TO DO ▸ Your answer must be a single number: the count of lines in the entries below that hold "false".

DATA SHOWN ▸
****************************************
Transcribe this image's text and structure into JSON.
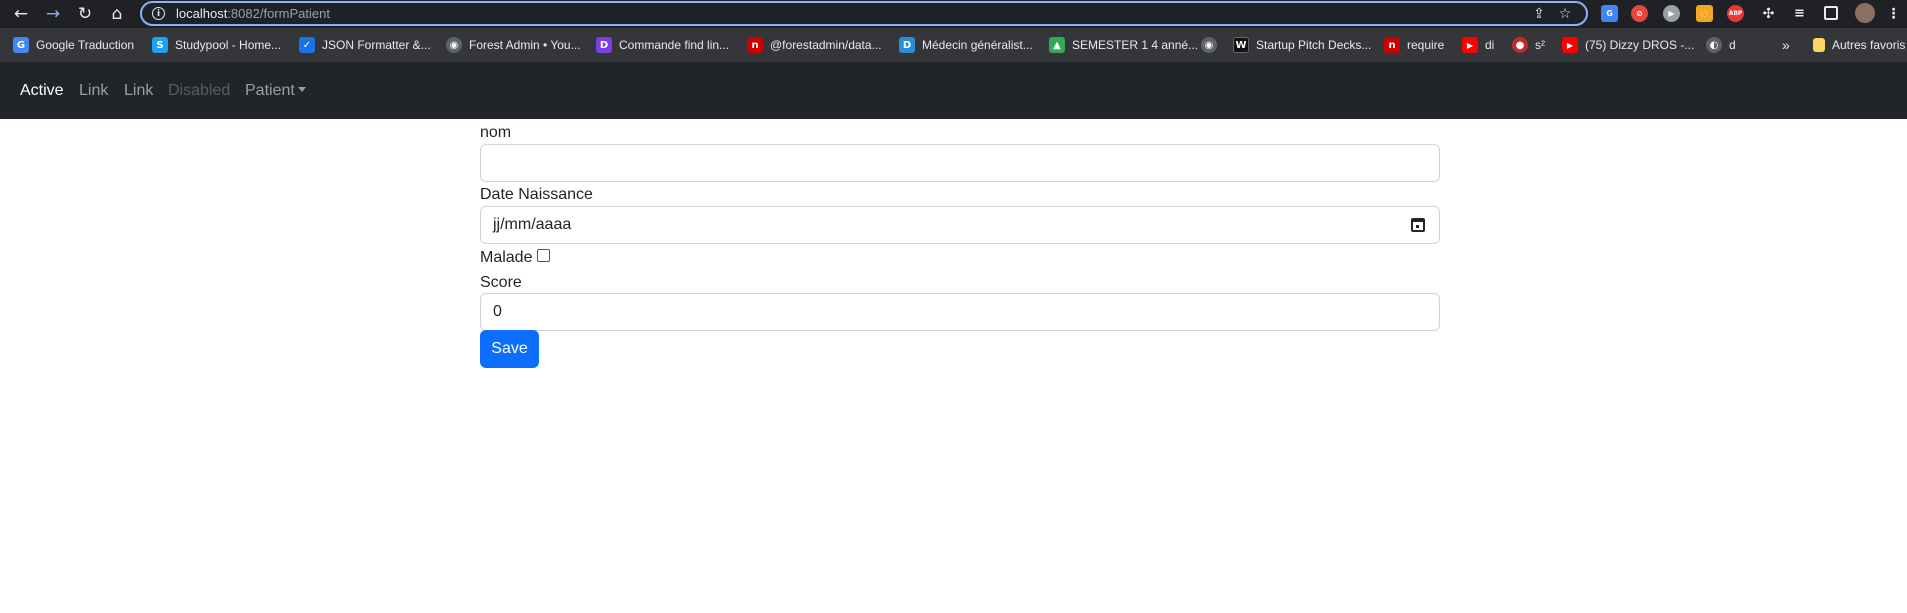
{
  "browser": {
    "url_host": "localhost",
    "url_rest": ":8082/formPatient",
    "icons": [
      "back-icon",
      "forward-icon",
      "reload-icon",
      "home-icon",
      "info-icon",
      "share-icon",
      "star-icon"
    ],
    "extensions": {
      "abp_label": "ABP"
    },
    "bookmarks": [
      {
        "label": "Google Traduction",
        "icon": "G",
        "color": "#4285f4"
      },
      {
        "label": "Studypool - Home...",
        "icon": "S",
        "color": "#1da1f2"
      },
      {
        "label": "JSON Formatter &...",
        "icon": "✓",
        "color": "#1a73e8"
      },
      {
        "label": "Forest Admin • You...",
        "icon": "◉",
        "color": "#5f6368"
      },
      {
        "label": "Commande find lin...",
        "icon": "D",
        "color": "#7b3fe4"
      },
      {
        "label": "@forestadmin/data...",
        "icon": "n",
        "color": "#cb0000"
      },
      {
        "label": "Médecin généralist...",
        "icon": "D",
        "color": "#2b8fd6"
      },
      {
        "label": "SEMESTER 1 4 anné...",
        "icon": "▲",
        "color": "#34a853"
      },
      {
        "label": "",
        "icon": "◉",
        "color": "#5f6368"
      },
      {
        "label": "Startup Pitch Decks...",
        "icon": "W",
        "color": "#111111"
      },
      {
        "label": "require",
        "icon": "n",
        "color": "#cb0000"
      },
      {
        "label": "di",
        "icon": "▶",
        "color": "#ff0000"
      },
      {
        "label": "s²",
        "icon": "●",
        "color": "#c62828"
      },
      {
        "label": "(75) Dizzy DROS -...",
        "icon": "▶",
        "color": "#ff0000"
      },
      {
        "label": "d",
        "icon": "◐",
        "color": "#5f6368"
      }
    ],
    "overflow": "»",
    "other_favorites": "Autres favoris"
  },
  "navbar": {
    "items": [
      {
        "label": "Active",
        "state": "active"
      },
      {
        "label": "Link",
        "state": "normal"
      },
      {
        "label": "Link",
        "state": "normal"
      },
      {
        "label": "Disabled",
        "state": "disabled"
      },
      {
        "label": "Patient",
        "state": "dropdown"
      }
    ],
    "bg_color": "#212529"
  },
  "form": {
    "nom_label": "nom",
    "nom_value": "",
    "date_label": "Date Naissance",
    "date_placeholder": "jj/mm/aaaa",
    "malade_label": "Malade",
    "malade_checked": false,
    "score_label": "Score",
    "score_value": "0",
    "save_label": "Save",
    "accent_color": "#0d6efd"
  }
}
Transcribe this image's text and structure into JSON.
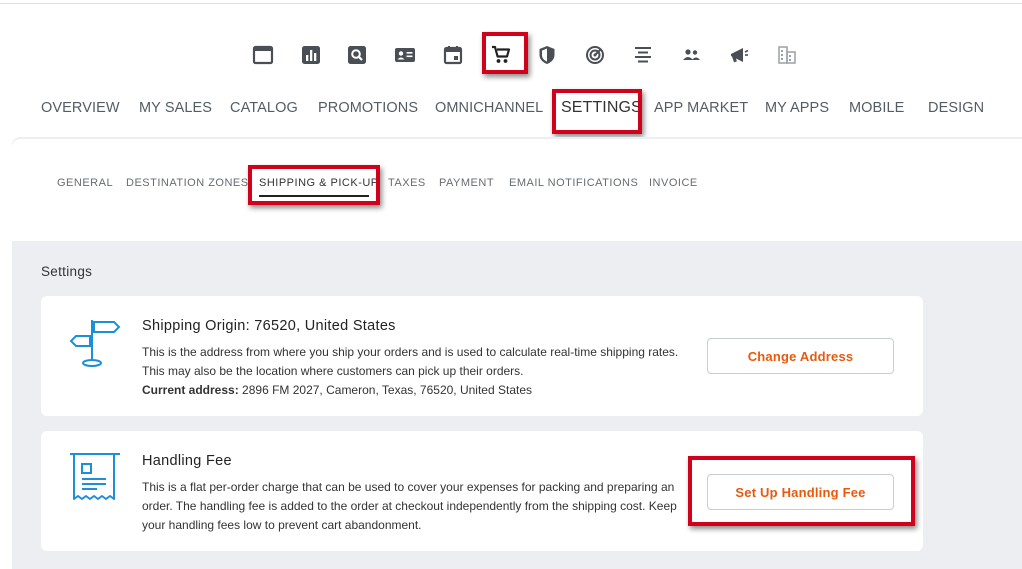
{
  "icons": [
    {
      "name": "window-icon"
    },
    {
      "name": "bar-chart-icon"
    },
    {
      "name": "search-icon"
    },
    {
      "name": "contact-card-icon"
    },
    {
      "name": "calendar-icon"
    },
    {
      "name": "shopping-cart-icon"
    },
    {
      "name": "shield-icon"
    },
    {
      "name": "target-icon"
    },
    {
      "name": "align-center-icon"
    },
    {
      "name": "people-icon"
    },
    {
      "name": "megaphone-icon"
    },
    {
      "name": "building-icon"
    }
  ],
  "main_nav": {
    "overview": "OVERVIEW",
    "my_sales": "MY SALES",
    "catalog": "CATALOG",
    "promotions": "PROMOTIONS",
    "omnichannel": "OMNICHANNEL",
    "settings": "SETTINGS",
    "app_market": "APP MARKET",
    "my_apps": "MY APPS",
    "mobile": "MOBILE",
    "design": "DESIGN"
  },
  "sub_nav": {
    "general": "GENERAL",
    "destination_zones": "DESTINATION ZONES",
    "shipping_pickup": "SHIPPING & PICK-UP",
    "taxes": "TAXES",
    "payment": "PAYMENT",
    "email_notifications": "EMAIL NOTIFICATIONS",
    "invoice": "INVOICE"
  },
  "section_title": "Settings",
  "shipping_origin": {
    "title": "Shipping Origin: 76520, United States",
    "description": "This is the address from where you ship your orders and is used to calculate real-time shipping rates. This may also be the location where customers can pick up their orders.",
    "current_address_label": "Current address:",
    "current_address_value": "2896 FM 2027, Cameron, Texas, 76520, United States",
    "button_label": "Change Address"
  },
  "handling_fee": {
    "title": "Handling Fee",
    "description": "This is a flat per-order charge that can be used to cover your expenses for packing and preparing an order. The handling fee is added to the order at checkout independently from the shipping cost. Keep your handling fees low to prevent cart abandonment.",
    "button_label": "Set Up Handling Fee"
  },
  "colors": {
    "accent_orange": "#e8590c",
    "highlight_red": "#d0021b",
    "icon_blue": "#1d8fd6",
    "icon_dark": "#4a4f55",
    "content_bg": "#eceef1"
  }
}
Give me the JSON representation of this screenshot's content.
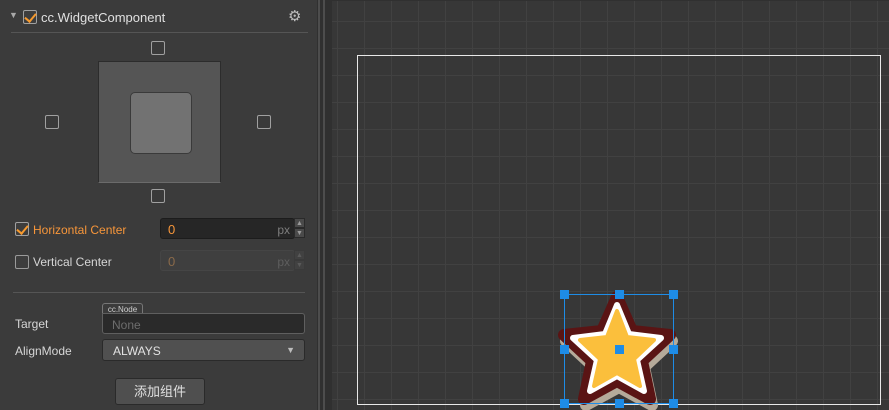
{
  "inspector": {
    "component_title": "cc.WidgetComponent",
    "component_enabled": true,
    "horizontal_center": {
      "label": "Horizontal Center",
      "checked": true,
      "value": "0",
      "unit": "px"
    },
    "vertical_center": {
      "label": "Vertical Center",
      "checked": false,
      "value": "0",
      "unit": "px"
    },
    "target": {
      "label": "Target",
      "type_tag": "cc.Node",
      "value": "None"
    },
    "align_mode": {
      "label": "AlignMode",
      "value": "ALWAYS"
    },
    "add_component_label": "添加组件",
    "icons": {
      "fold": "triangle-down",
      "settings": "gear-icon",
      "stepper": "spin-arrows",
      "dropdown": "chevron-down"
    }
  },
  "scene": {
    "selected_node": "star-sprite",
    "colors": {
      "selection": "#1e8ce6",
      "star_fill": "#fbbf3c",
      "star_outline": "#5a1414",
      "design_border": "#e8e8e8"
    }
  },
  "colors": {
    "accent": "#f7963a",
    "panel_bg": "#3b3b3b",
    "scene_bg": "#373737"
  }
}
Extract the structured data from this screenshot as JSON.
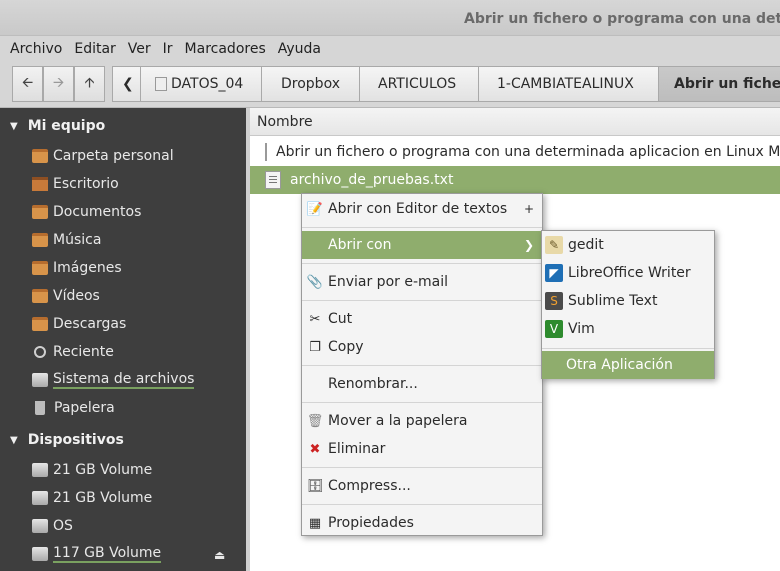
{
  "window": {
    "title": "Abrir un fichero o programa con una dete"
  },
  "menubar": [
    "Archivo",
    "Editar",
    "Ver",
    "Ir",
    "Marcadores",
    "Ayuda"
  ],
  "breadcrumbs": [
    "DATOS_04",
    "Dropbox",
    "ARTICULOS",
    "1-CAMBIATEALINUX",
    "Abrir un fichero"
  ],
  "sidebar": {
    "section1": "Mi equipo",
    "places": [
      "Carpeta personal",
      "Escritorio",
      "Documentos",
      "Música",
      "Imágenes",
      "Vídeos",
      "Descargas",
      "Reciente",
      "Sistema de archivos",
      "Papelera"
    ],
    "section2": "Dispositivos",
    "devices": [
      "21 GB Volume",
      "21 GB Volume",
      "OS",
      "117 GB Volume"
    ]
  },
  "filelist": {
    "column": "Nombre",
    "rows": [
      "Abrir un fichero o programa con una determinada aplicacion en Linux M",
      "archivo_de_pruebas.txt"
    ]
  },
  "context_menu": {
    "open_with_editor": "Abrir con Editor de textos",
    "open_with": "Abrir con",
    "email": "Enviar por e-mail",
    "cut": "Cut",
    "copy": "Copy",
    "rename": "Renombrar...",
    "trash": "Mover a la papelera",
    "delete": "Eliminar",
    "compress": "Compress...",
    "properties": "Propiedades"
  },
  "submenu": [
    "gedit",
    "LibreOffice Writer",
    "Sublime Text",
    "Vim",
    "Otra Aplicación"
  ],
  "colors": {
    "selection": "#8fad6d",
    "sidebar": "#3e3e3e"
  }
}
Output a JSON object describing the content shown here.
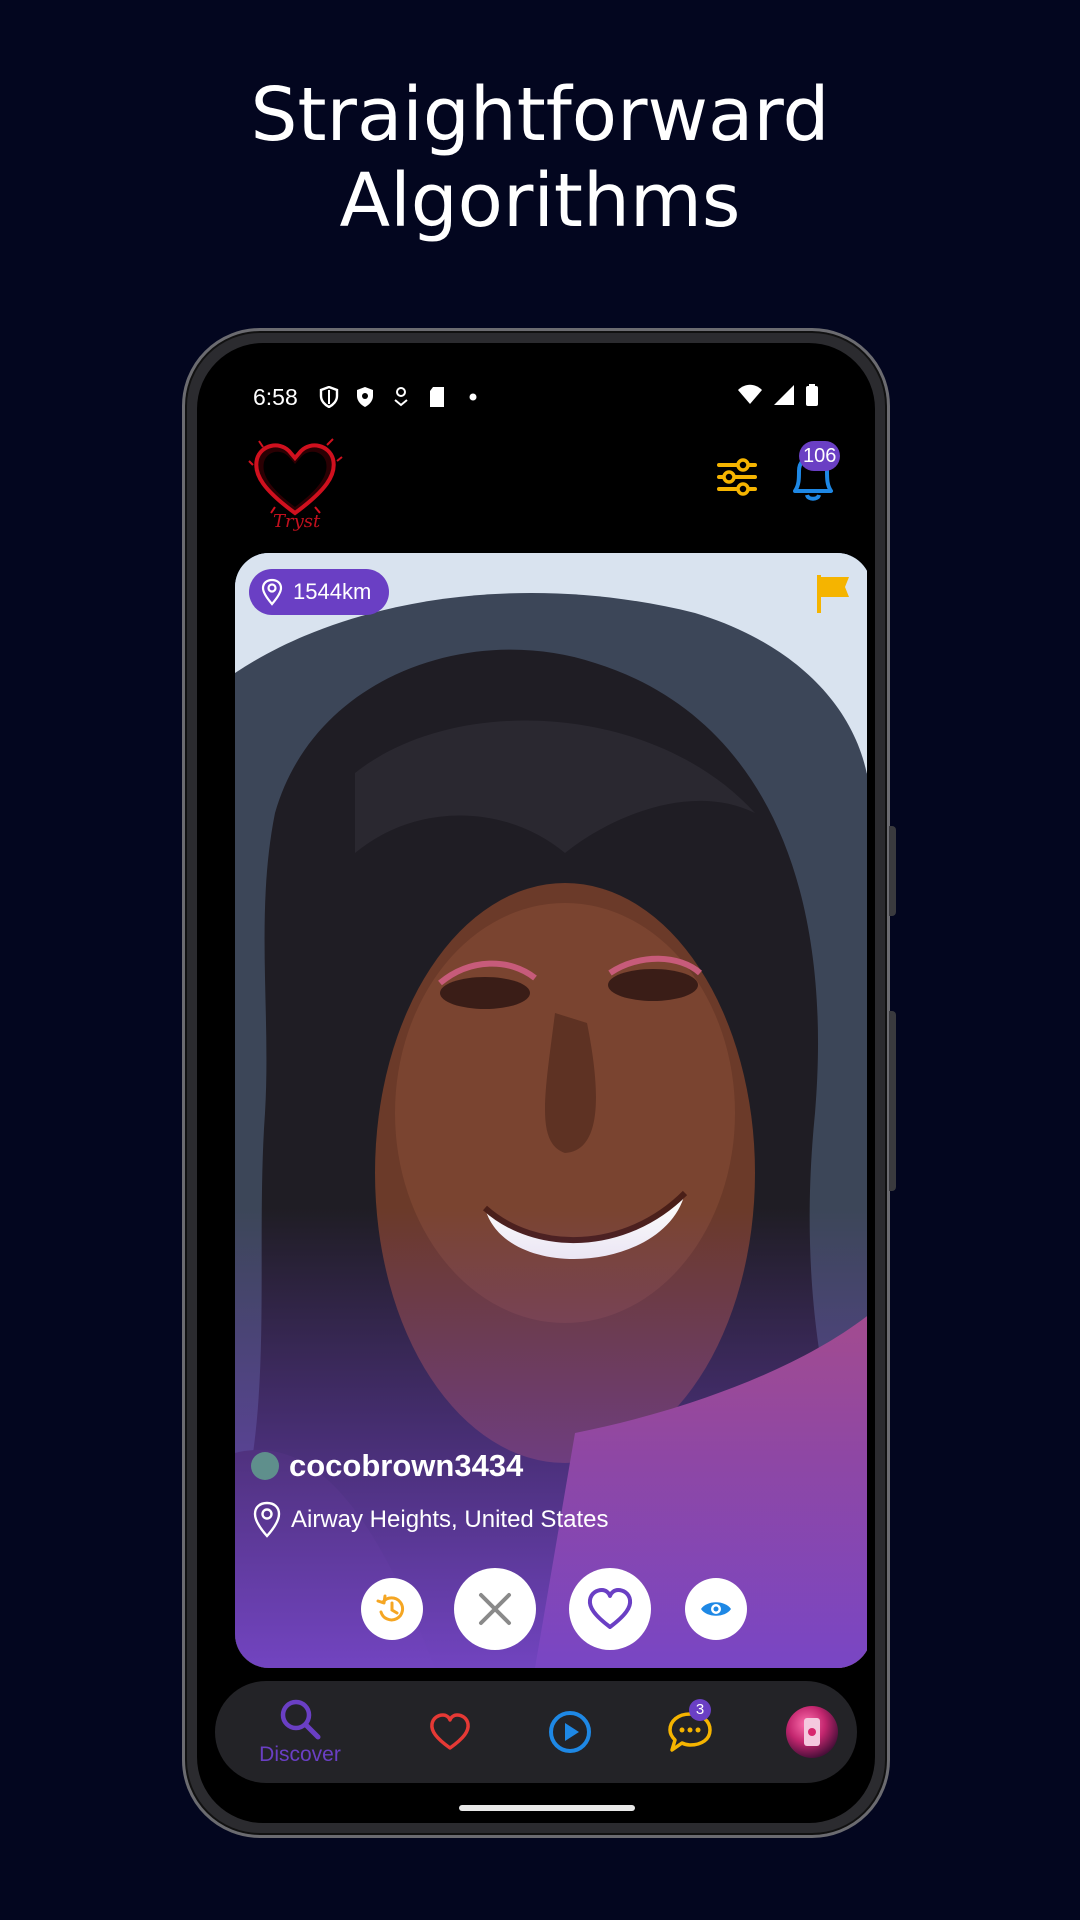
{
  "headline": {
    "line1": "Straightforward",
    "line2": "Algorithms"
  },
  "status_bar": {
    "time": "6:58"
  },
  "app_bar": {
    "notifications_count": "106"
  },
  "profile_card": {
    "distance": "1544km",
    "username": "cocobrown3434",
    "location": "Airway Heights, United States"
  },
  "bottom_nav": {
    "discover_label": "Discover",
    "chat_badge": "3",
    "items": [
      "discover",
      "likes",
      "videos",
      "chats",
      "profile"
    ]
  },
  "colors": {
    "background": "#03061f",
    "accent_purple": "#6a3fc4",
    "accent_yellow": "#f5b400",
    "accent_blue": "#1e88e5",
    "accent_red": "#e53935"
  }
}
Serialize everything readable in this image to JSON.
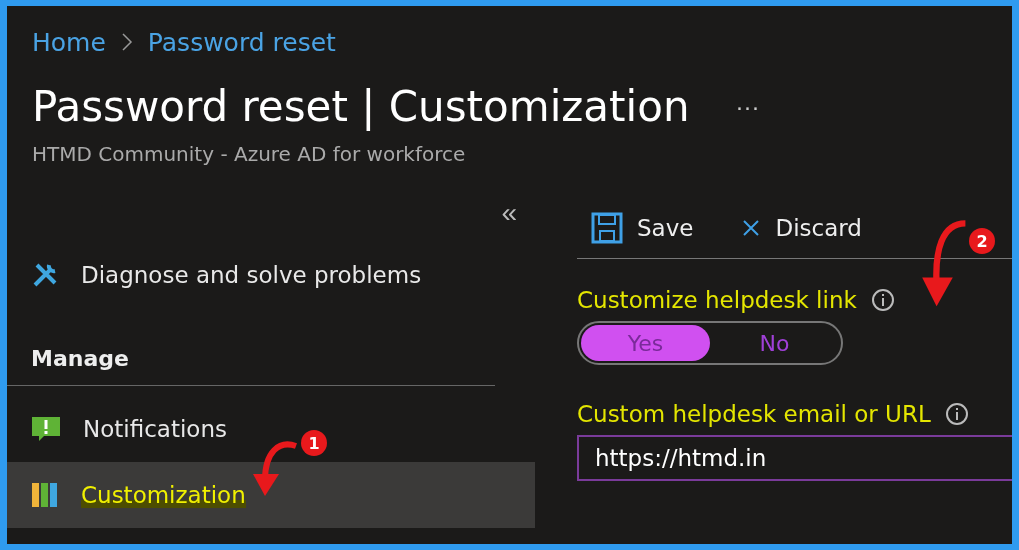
{
  "breadcrumb": [
    {
      "label": "Home"
    },
    {
      "label": "Password reset"
    }
  ],
  "title": "Password reset | Customization",
  "more": "···",
  "subtitle": "HTMD Community - Azure AD for workforce",
  "sidebar": {
    "collapse": "«",
    "items": [
      {
        "kind": "item",
        "label": "Diagnose and solve problems",
        "selected": false,
        "highlighted": false
      },
      {
        "kind": "section",
        "label": "Manage"
      },
      {
        "kind": "item",
        "label": "Notifications",
        "selected": false,
        "highlighted": false
      },
      {
        "kind": "item",
        "label": "Customization",
        "selected": true,
        "highlighted": true
      }
    ]
  },
  "toolbar": [
    {
      "label": "Save"
    },
    {
      "label": "Discard"
    }
  ],
  "fields": [
    {
      "kind": "toggle",
      "label": "Customize helpdesk link",
      "highlighted": true,
      "options": [
        {
          "label": "Yes",
          "selected": true
        },
        {
          "label": "No",
          "selected": false
        }
      ]
    },
    {
      "kind": "text",
      "label": "Custom helpdesk email or URL",
      "highlighted": true,
      "value": "https://htmd.in"
    }
  ],
  "callouts": [
    {
      "number": "1"
    },
    {
      "number": "2"
    }
  ]
}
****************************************
ANSWER BOX ▸ 7